We created an avatar as a public face for Watson and took people behind the scenes, documenting Watson’s progress for two years. We explained the science behind the machine and educated the world about the possibilities of this impressive leap in computer science. In the process, we captured the world’s imagination.
IBM’s Watson became a pop icon - covered by all US talk shows, Saturday Night Live, even inspired parodies - garnering over one billion impressions worth $50 million in earned media.
Describe the brief from the client:
For the first time, maybe ever, IBM had the daunting task of targeting the general public, not just business leaders. The general public has lost contact with IBM since they've sold their PC division and many don't understand how essential IBM is in our everyday lives.
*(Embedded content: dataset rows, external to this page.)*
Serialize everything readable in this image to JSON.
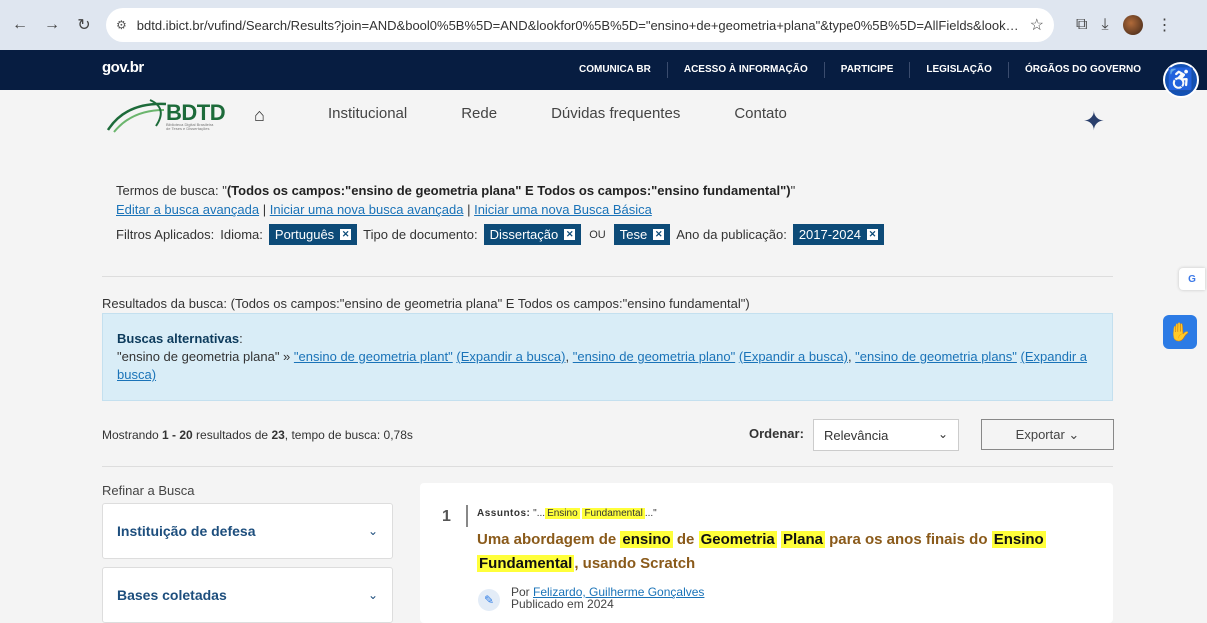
{
  "browser": {
    "url": "bdtd.ibict.br/vufind/Search/Results?join=AND&bool0%5B%5D=AND&lookfor0%5B%5D=\"ensino+de+geometria+plana\"&type0%5B%5D=AllFields&lookfor0..."
  },
  "govbar": {
    "logo": "gov.br",
    "links": [
      "COMUNICA BR",
      "ACESSO À INFORMAÇÃO",
      "PARTICIPE",
      "LEGISLAÇÃO",
      "ÓRGÃOS DO GOVERNO"
    ]
  },
  "header": {
    "logo_text": "BDTD",
    "logo_sub": "Biblioteca Digital Brasileira de Teses e Dissertações",
    "menu": [
      "Institucional",
      "Rede",
      "Dúvidas frequentes",
      "Contato"
    ]
  },
  "search": {
    "terms_label": "Termos de busca: \"",
    "terms_bold": "(Todos os campos:\"ensino de geometria plana\" E Todos os campos:\"ensino fundamental\")",
    "terms_end": "\"",
    "link_edit": "Editar a busca avançada",
    "link_new_adv": "Iniciar uma nova busca avançada",
    "link_new_basic": "Iniciar uma nova Busca Básica",
    "sep": "|",
    "filters_label": "Filtros Aplicados:",
    "idioma_label": "Idioma:",
    "idioma_value": "Português",
    "tipo_label": "Tipo de documento:",
    "tipo_value1": "Dissertação",
    "or_label": "OU",
    "tipo_value2": "Tese",
    "ano_label": "Ano da publicação:",
    "ano_value": "2017-2024"
  },
  "results_line": "Resultados da busca: (Todos os campos:\"ensino de geometria plana\" E Todos os campos:\"ensino fundamental\")",
  "alternatives": {
    "title": "Buscas alternativas",
    "original": "\"ensino de geometria plana\" » ",
    "alt1": "\"ensino de geometria plant\"",
    "alt2": "\"ensino de geometria plano\"",
    "alt3": "\"ensino de geometria plans\"",
    "expand": "(Expandir a busca)"
  },
  "showing": {
    "prefix": "Mostrando ",
    "range": "1 - 20",
    "mid": " resultados de ",
    "total": "23",
    "suffix": ", tempo de busca: 0,78s"
  },
  "order": {
    "label": "Ordenar:",
    "value": "Relevância",
    "export": "Exportar ⌄"
  },
  "refine": {
    "label": "Refinar a Busca",
    "facets": [
      "Instituição de defesa",
      "Bases coletadas"
    ]
  },
  "result1": {
    "num": "1",
    "subjects_label": "Assuntos:",
    "subjects_prefix": " \"...",
    "subject_w1": "Ensino",
    "subject_w2": "Fundamental",
    "subjects_suffix": "...\"",
    "title_p1": "Uma abordagem de ",
    "title_h1": "ensino",
    "title_p2": " de ",
    "title_h2": "Geometria",
    "title_h3": "Plana",
    "title_p3": " para os anos finais do ",
    "title_h4": "Ensino",
    "title_h5": "Fundamental",
    "title_p4": ", usando Scratch",
    "author_label": "Por ",
    "author": "Felizardo, Guilherme Gonçalves",
    "published": "Publicado em 2024"
  }
}
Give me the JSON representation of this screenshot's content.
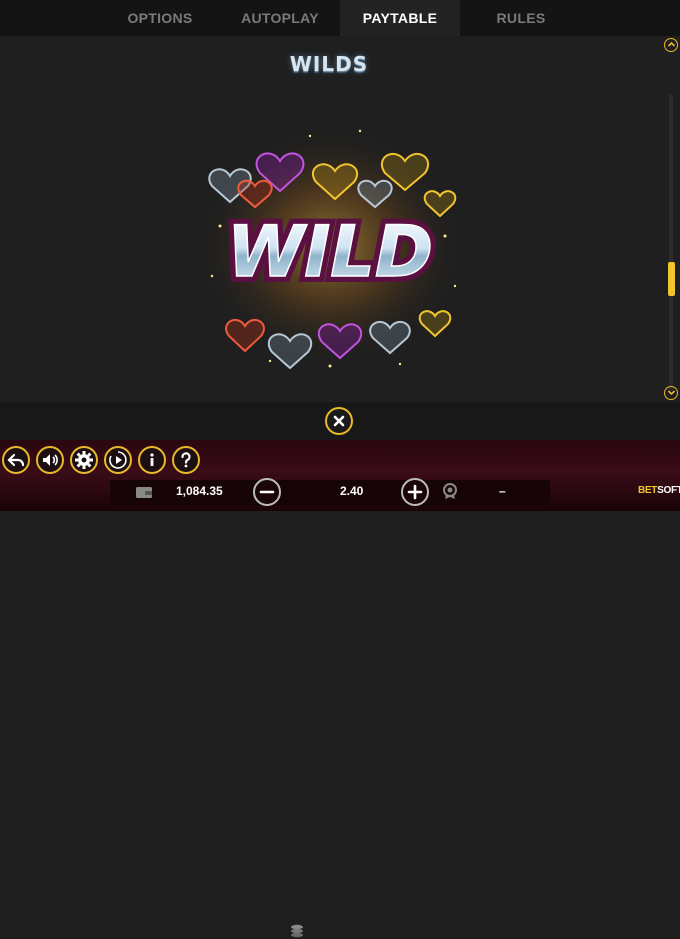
{
  "tabs": [
    {
      "label": "OPTIONS",
      "active": false
    },
    {
      "label": "AUTOPLAY",
      "active": false
    },
    {
      "label": "PAYTABLE",
      "active": true
    },
    {
      "label": "RULES",
      "active": false
    }
  ],
  "paytable": {
    "section_title": "WILDS",
    "symbol_text": "WILD"
  },
  "controls": [
    {
      "name": "back",
      "icon": "back-arrow-icon"
    },
    {
      "name": "sound",
      "icon": "speaker-icon"
    },
    {
      "name": "settings",
      "icon": "gear-icon"
    },
    {
      "name": "autoplay",
      "icon": "autoplay-icon"
    },
    {
      "name": "info",
      "icon": "info-icon"
    },
    {
      "name": "help",
      "icon": "question-icon"
    }
  ],
  "balance": {
    "icon": "wallet-icon",
    "value": "1,084.35"
  },
  "bet": {
    "icon": "coins-icon",
    "value": "2.40"
  },
  "win": {
    "icon": "medal-icon",
    "value": "–"
  },
  "brand": {
    "part1": "BET",
    "part2": "SOFT"
  },
  "colors": {
    "accent": "#e9b929",
    "tab_active_bg": "#232323",
    "bottom_bar": "#3a0c17"
  }
}
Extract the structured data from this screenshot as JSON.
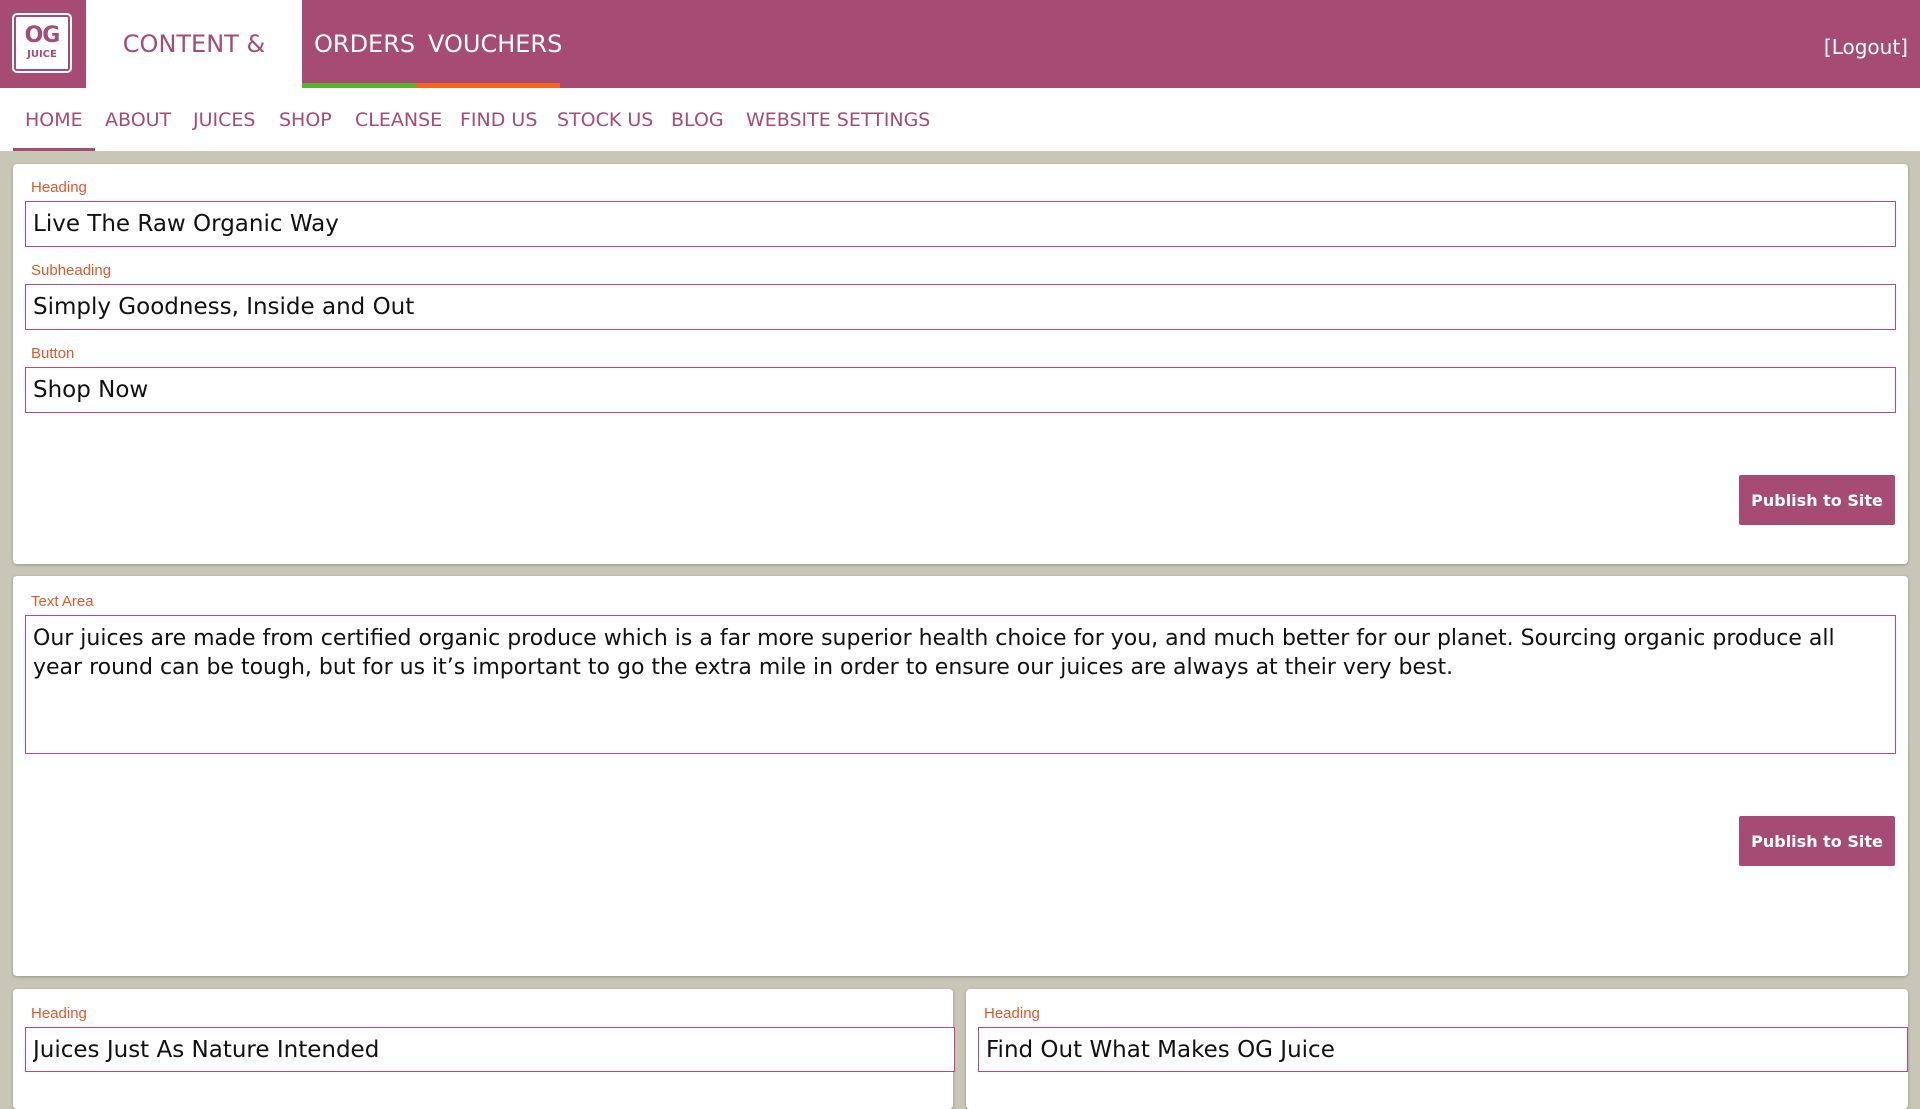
{
  "logo": {
    "line1": "OG",
    "line2": "JUICE"
  },
  "main_tabs": [
    {
      "label": "CONTENT & BLOG",
      "active": true
    },
    {
      "label": "ORDERS"
    },
    {
      "label": "VOUCHERS"
    }
  ],
  "logout_label": "[Logout]",
  "subnav": [
    {
      "label": "HOME",
      "active": true
    },
    {
      "label": "ABOUT"
    },
    {
      "label": "JUICES"
    },
    {
      "label": "SHOP"
    },
    {
      "label": "CLEANSE"
    },
    {
      "label": "FIND US"
    },
    {
      "label": "STOCK US"
    },
    {
      "label": "BLOG"
    },
    {
      "label": "WEBSITE SETTINGS"
    }
  ],
  "hero": {
    "heading_label": "Heading",
    "heading_value": "Live The Raw Organic Way",
    "subheading_label": "Subheading",
    "subheading_value": "Simply Goodness, Inside and Out",
    "button_label": "Button",
    "button_value": "Shop Now",
    "publish_label": "Publish to Site"
  },
  "intro": {
    "textarea_label": "Text Area",
    "textarea_value": "Our juices are made from certified organic produce which is a far more superior health choice for you, and much better for our planet. Sourcing organic produce all year round can be tough, but for us it’s important to go the extra mile in order to ensure our juices are always at their very best.",
    "publish_label": "Publish to Site"
  },
  "left_card": {
    "heading_label": "Heading",
    "heading_value": "Juices Just As Nature Intended"
  },
  "right_card": {
    "heading_label": "Heading",
    "heading_value": "Find Out What Makes OG Juice"
  },
  "colors": {
    "brand": "#a64b73",
    "label_orange": "#e2582a",
    "tab_green": "#5bb131",
    "tab_orange": "#f26522",
    "page_bg": "#c8c7b7"
  }
}
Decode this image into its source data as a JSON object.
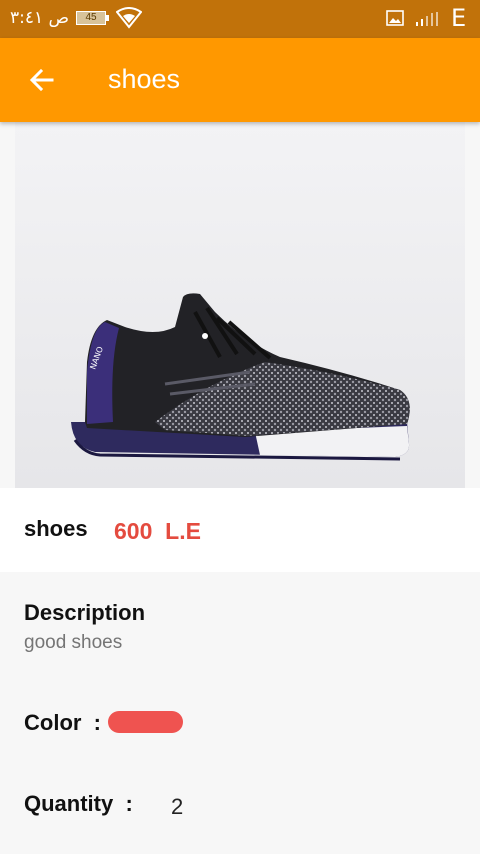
{
  "status_bar": {
    "time": "ص ٣:٤١",
    "battery": "45",
    "network": "E"
  },
  "app_bar": {
    "title": "shoes",
    "back_icon": "arrow-back-icon"
  },
  "product": {
    "image_icon": "sneaker-image",
    "name": "shoes",
    "price": "600  L.E",
    "description_label": "Description",
    "description": "good shoes",
    "color_label": "Color  :",
    "color_hex": "#ef5350",
    "quantity_label": "Quantity  :",
    "quantity": "2"
  },
  "colors": {
    "status_bar": "#c1720a",
    "app_bar": "#ff9800",
    "price": "#e44b3f"
  }
}
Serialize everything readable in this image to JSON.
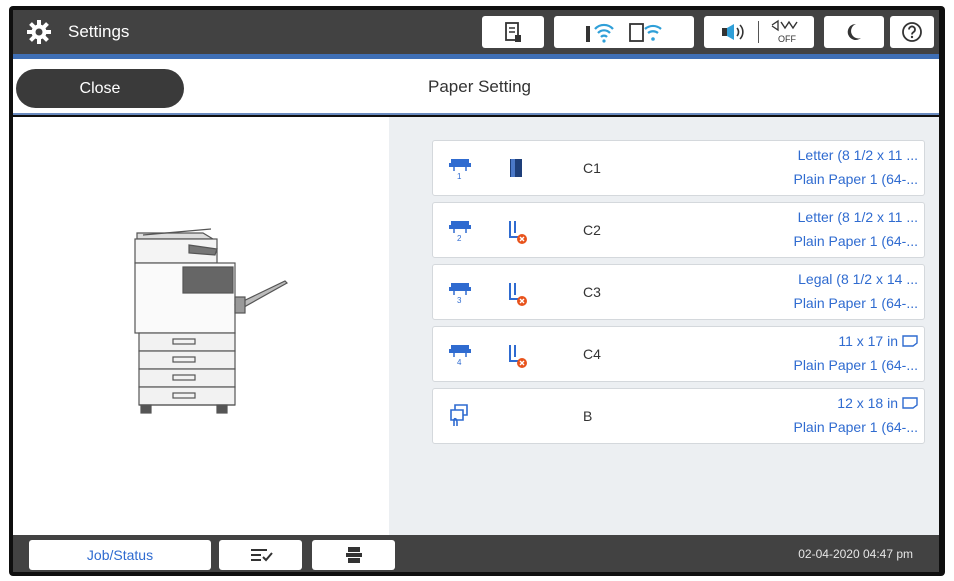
{
  "header": {
    "title": "Settings",
    "icons": [
      "gear-icon",
      "printer-status-icon",
      "wifi-icon",
      "wifi-direct-icon",
      "speaker-icon",
      "quiet-mode-off-icon",
      "sleep-icon",
      "help-icon"
    ],
    "quiet_mode_label": "OFF"
  },
  "toolbar": {
    "close_label": "Close",
    "page_title": "Paper Setting"
  },
  "trays": [
    {
      "number": "1",
      "code": "C1",
      "size": "Letter (8 1/2 x 11 ...",
      "type": "Plain Paper 1 (64-...",
      "status": "paper-loaded",
      "orientation_icon": false
    },
    {
      "number": "2",
      "code": "C2",
      "size": "Letter (8 1/2 x 11 ...",
      "type": "Plain Paper 1 (64-...",
      "status": "paper-empty",
      "orientation_icon": false
    },
    {
      "number": "3",
      "code": "C3",
      "size": "Legal (8 1/2 x 14 ...",
      "type": "Plain Paper 1 (64-...",
      "status": "paper-empty",
      "orientation_icon": false
    },
    {
      "number": "4",
      "code": "C4",
      "size": "11 x 17 in",
      "type": "Plain Paper 1 (64-...",
      "status": "paper-empty",
      "orientation_icon": true
    },
    {
      "number": "",
      "code": "B",
      "size": "12 x 18 in",
      "type": "Plain Paper 1 (64-...",
      "status": "none",
      "orientation_icon": true
    }
  ],
  "footer": {
    "job_status_label": "Job/Status",
    "datetime": "02-04-2020 04:47 pm"
  },
  "colors": {
    "bar": "#424242",
    "accent": "#3f6fb5",
    "link": "#2f6bd0",
    "error": "#e8531c"
  }
}
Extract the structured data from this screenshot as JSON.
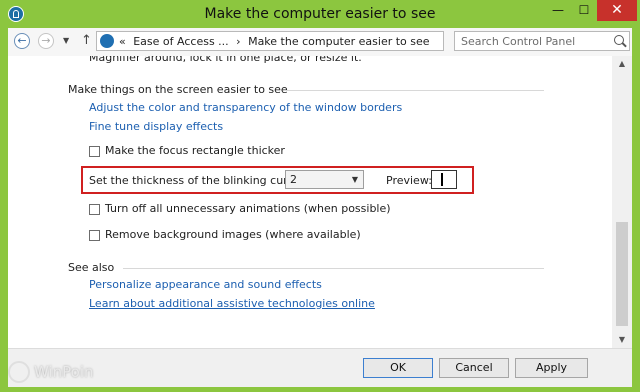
{
  "window": {
    "title": "Make the computer easier to see",
    "minimize": "—",
    "maximize": "☐",
    "close": "✕"
  },
  "nav": {
    "breadcrumb_prefix": "«",
    "breadcrumbs": [
      "Ease of Access ...",
      "›",
      "Make the computer easier to see"
    ],
    "search_placeholder": "Search Control Panel"
  },
  "content": {
    "cut_text": "Magnifier around, lock it in one place, or resize it.",
    "section_screen": {
      "heading": "Make things on the screen easier to see",
      "links": [
        "Adjust the color and transparency of the window borders",
        "Fine tune display effects"
      ],
      "focus_checkbox": "Make the focus rectangle thicker",
      "cursor_label": "Set the thickness of the blinking cursor:",
      "cursor_value": "2",
      "preview_label": "Preview:",
      "animations_checkbox": "Turn off all unnecessary animations (when possible)",
      "background_checkbox": "Remove background images (where available)"
    },
    "see_also": {
      "heading": "See also",
      "links": [
        "Personalize appearance and sound effects",
        "Learn about additional assistive technologies online"
      ]
    }
  },
  "footer": {
    "ok": "OK",
    "cancel": "Cancel",
    "apply": "Apply"
  },
  "watermark": "WinPoin",
  "colors": {
    "accent": "#8cc63f",
    "link": "#1c5fb0",
    "highlight": "#d02020",
    "close": "#c7312b"
  }
}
We also had to communicate a new, complex computing concept.
Our goals:
1) Capture the world’s imagination by inspiring the world to care about Watson and its capability
2) Drive relevance by demonstrating how IBM is making the world work better
3) Garner positive perceptions of Watson and IBM
1) Captured the world’s imagination
- 70% of the US population was aware of the IBM Jeopardy! Challenge.
- Watson became a pop culture icon: featured on most US talk shows, Saturday Night live, inspired an American Idol parody, and even reached global news programming. In the US alone, Watson garnered over One Billion impressions worth $50 million in earned media.
- Watson was covered in thousands of TV news programs, print and online press ranging from ABC News to Wired. "The New York Times Magazine" featured IBM and Watson in a 10-page cover story.

2) Drove relevance and positive understanding of Watson and IBM
- 40% of the US population aware of the event had a positive change in perception of IBM vs. 1% negative change – proving we minimized the Skynet/HAL comparison.
- Traffic to increased by 556% during the month of the challenge.
We ran an integrated campaign over the course of three months, including:
• Documentaries: Created a video series that documented Watson’s journey through the eyes of the researchers, explained the technology and its implications.
• Social Media: Worked with IBM's Social Media Management team to feed online conversations with posts highlighting events, press and provocative thoughts on technology. Offered access to the researchers through live webcasts on and
• Watson Avatar – Created the public face of Watson to help explain how the computer "thinks" to the Jeopardy! audience.
• Partnerships: Partnered with IBM and Jeopardy! to shape the 3 nights of the broadcast. Created branded videos constituting 20% of the broadcast.
• Promotional activities/PR: Fuelled interest with TV, print, banners, pre-roll, and promos airing on Jeopardy! Celebrated Watson’s win and shifted the public’s focus to IBM solutions.
The Situation:
IBM built a computer named "Watson" that can understand human language. As an ultimate test of its ability, the computer would compete on the quiz show Jeopardy! Against the world’s two greatest champions. This was a scientific breakthrough for IBM. But we also saw it as an opportunity to create a once in a lifetime cultural milestone.
The opportunity was not only to help bring to life exactly why IBM built a computer to compete on Jeopardy! but also to help people understand how Watson represents the future for computing.
The Strategy:
Instinctively, no one wants a computer to beat a human at anything. It’s simply human nature. Fear that computers will replace humans once and for all conjures up visions of the Skynet from Terminator or HAL from 2001: Space Odyssey. But what if people could empathize with a computer? What if they could understand exactly how hard it is for a computer to do anything human? If done right, not only would IBM have a media phenomenon on their hands, but also a massively interesting and inspiring debate about the future of progress.
Our strategy was to take people behind the scenes and get them excited about the science.
We created an avatar as a public face for Watson and we documented Watson’s progress for two years. We explained the science behind the machine and educated the world about the possibilities of this impressive leap in computer science.